**MATERIAL FOR THE TASK:**
_ _ _ _ _

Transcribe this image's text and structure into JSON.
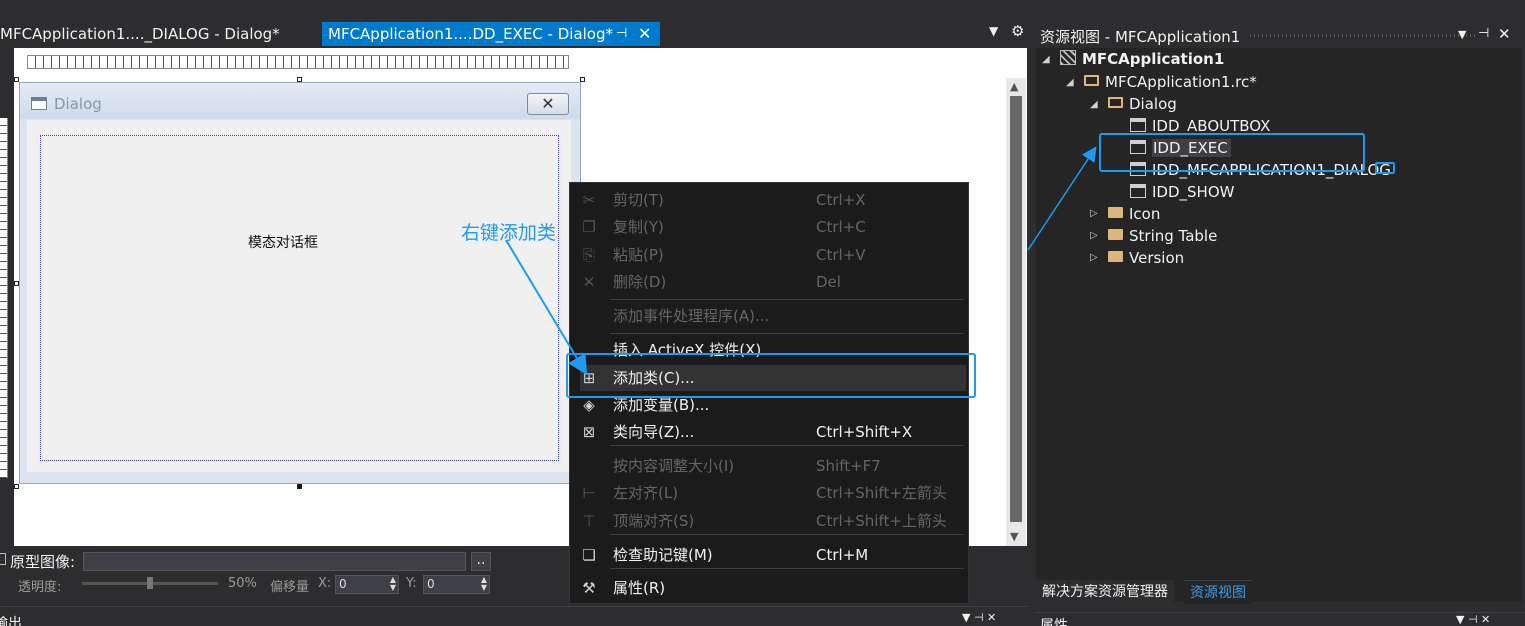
{
  "tabs": [
    {
      "label": "MFCApplication1...._DIALOG - Dialog*",
      "active": false
    },
    {
      "label": "MFCApplication1....DD_EXEC - Dialog*",
      "active": true
    }
  ],
  "dialog": {
    "title": "Dialog",
    "static_text": "模态对话框"
  },
  "annotation": {
    "text": "右键添加类"
  },
  "bottom_controls": {
    "prototype_label": "原型图像:",
    "browse_btn": "..",
    "opacity_label": "透明度:",
    "opacity_value": "50%",
    "offset_label": "偏移量",
    "x_label": "X:",
    "x_value": "0",
    "y_label": "Y:",
    "y_value": "0"
  },
  "context_menu": {
    "items": [
      {
        "label": "剪切(T)",
        "shortcut": "Ctrl+X",
        "disabled": true,
        "icon": "scissors-icon"
      },
      {
        "label": "复制(Y)",
        "shortcut": "Ctrl+C",
        "disabled": true,
        "icon": "copy-icon"
      },
      {
        "label": "粘贴(P)",
        "shortcut": "Ctrl+V",
        "disabled": true,
        "icon": "paste-icon"
      },
      {
        "label": "删除(D)",
        "shortcut": "Del",
        "disabled": true,
        "icon": "delete-icon"
      },
      {
        "label": "添加事件处理程序(A)...",
        "shortcut": "",
        "disabled": true,
        "icon": ""
      },
      {
        "label": "插入 ActiveX 控件(X)...",
        "shortcut": "",
        "disabled": false,
        "icon": ""
      },
      {
        "label": "添加类(C)...",
        "shortcut": "",
        "disabled": false,
        "icon": "add-class-icon",
        "highlighted": true
      },
      {
        "label": "添加变量(B)...",
        "shortcut": "",
        "disabled": false,
        "icon": "add-variable-icon"
      },
      {
        "label": "类向导(Z)...",
        "shortcut": "Ctrl+Shift+X",
        "disabled": false,
        "icon": "class-wizard-icon"
      },
      {
        "label": "按内容调整大小(I)",
        "shortcut": "Shift+F7",
        "disabled": true,
        "icon": ""
      },
      {
        "label": "左对齐(L)",
        "shortcut": "Ctrl+Shift+左箭头",
        "disabled": true,
        "icon": "align-left-icon"
      },
      {
        "label": "顶端对齐(S)",
        "shortcut": "Ctrl+Shift+上箭头",
        "disabled": true,
        "icon": "align-top-icon"
      },
      {
        "label": "检查助记键(M)",
        "shortcut": "Ctrl+M",
        "disabled": false,
        "icon": "mnemonic-icon"
      },
      {
        "label": "属性(R)",
        "shortcut": "",
        "disabled": false,
        "icon": "wrench-icon"
      }
    ]
  },
  "resource_view": {
    "title": "资源视图 - MFCApplication1",
    "tree": {
      "root": "MFCApplication1",
      "rc": "MFCApplication1.rc*",
      "dialog_folder": "Dialog",
      "dialogs": [
        "IDD_ABOUTBOX",
        "IDD_EXEC",
        "IDD_MFCAPPLICATION1_DIALOG",
        "IDD_SHOW"
      ],
      "folders": [
        "Icon",
        "String Table",
        "Version"
      ]
    },
    "bottom_tabs": [
      "解决方案资源管理器",
      "资源视图"
    ]
  },
  "bottom_panels": {
    "left_title": "输出",
    "right_title": "属性"
  },
  "colors": {
    "accent": "#007acc",
    "annotation": "#1e9bf0",
    "menu_bg": "#1b1b1c"
  }
}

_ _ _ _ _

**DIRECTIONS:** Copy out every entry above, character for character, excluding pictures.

**REPLY:**
Transcribe this image's text and structure into JSON.
{
  "tabs": [
    {
      "label": "MFCApplication1...._DIALOG - Dialog*",
      "active": false
    },
    {
      "label": "MFCApplication1....DD_EXEC - Dialog*",
      "active": true
    }
  ],
  "dialog": {
    "title": "Dialog",
    "static_text": "模态对话框"
  },
  "annotation": {
    "text": "右键添加类"
  },
  "bottom_controls": {
    "prototype_label": "原型图像:",
    "browse_btn": "..",
    "opacity_label": "透明度:",
    "opacity_value": "50%",
    "offset_label": "偏移量",
    "x_label": "X:",
    "x_value": "0",
    "y_label": "Y:",
    "y_value": "0"
  },
  "context_menu": {
    "items": [
      {
        "label": "剪切(T)",
        "shortcut": "Ctrl+X",
        "disabled": true,
        "icon": "scissors-icon"
      },
      {
        "label": "复制(Y)",
        "shortcut": "Ctrl+C",
        "disabled": true,
        "icon": "copy-icon"
      },
      {
        "label": "粘贴(P)",
        "shortcut": "Ctrl+V",
        "disabled": true,
        "icon": "paste-icon"
      },
      {
        "label": "删除(D)",
        "shortcut": "Del",
        "disabled": true,
        "icon": "delete-icon"
      },
      {
        "label": "添加事件处理程序(A)...",
        "shortcut": "",
        "disabled": true,
        "icon": ""
      },
      {
        "label": "插入 ActiveX 控件(X)...",
        "shortcut": "",
        "disabled": false,
        "icon": ""
      },
      {
        "label": "添加类(C)...",
        "shortcut": "",
        "disabled": false,
        "icon": "add-class-icon",
        "highlighted": true
      },
      {
        "label": "添加变量(B)...",
        "shortcut": "",
        "disabled": false,
        "icon": "add-variable-icon"
      },
      {
        "label": "类向导(Z)...",
        "shortcut": "Ctrl+Shift+X",
        "disabled": false,
        "icon": "class-wizard-icon"
      },
      {
        "label": "按内容调整大小(I)",
        "shortcut": "Shift+F7",
        "disabled": true,
        "icon": ""
      },
      {
        "label": "左对齐(L)",
        "shortcut": "Ctrl+Shift+左箭头",
        "disabled": true,
        "icon": "align-left-icon"
      },
      {
        "label": "顶端对齐(S)",
        "shortcut": "Ctrl+Shift+上箭头",
        "disabled": true,
        "icon": "align-top-icon"
      },
      {
        "label": "检查助记键(M)",
        "shortcut": "Ctrl+M",
        "disabled": false,
        "icon": "mnemonic-icon"
      },
      {
        "label": "属性(R)",
        "shortcut": "",
        "disabled": false,
        "icon": "wrench-icon"
      }
    ]
  },
  "resource_view": {
    "title": "资源视图 - MFCApplication1",
    "tree": {
      "root": "MFCApplication1",
      "rc": "MFCApplication1.rc*",
      "dialog_folder": "Dialog",
      "dialogs": [
        "IDD_ABOUTBOX",
        "IDD_EXEC",
        "IDD_MFCAPPLICATION1_DIALOG",
        "IDD_SHOW"
      ],
      "folders": [
        "Icon",
        "String Table",
        "Version"
      ]
    },
    "bottom_tabs": [
      "解决方案资源管理器",
      "资源视图"
    ]
  },
  "bottom_panels": {
    "left_title": "输出",
    "right_title": "属性"
  },
  "colors": {
    "accent": "#007acc",
    "annotation": "#1e9bf0",
    "menu_bg": "#1b1b1c"
  }
}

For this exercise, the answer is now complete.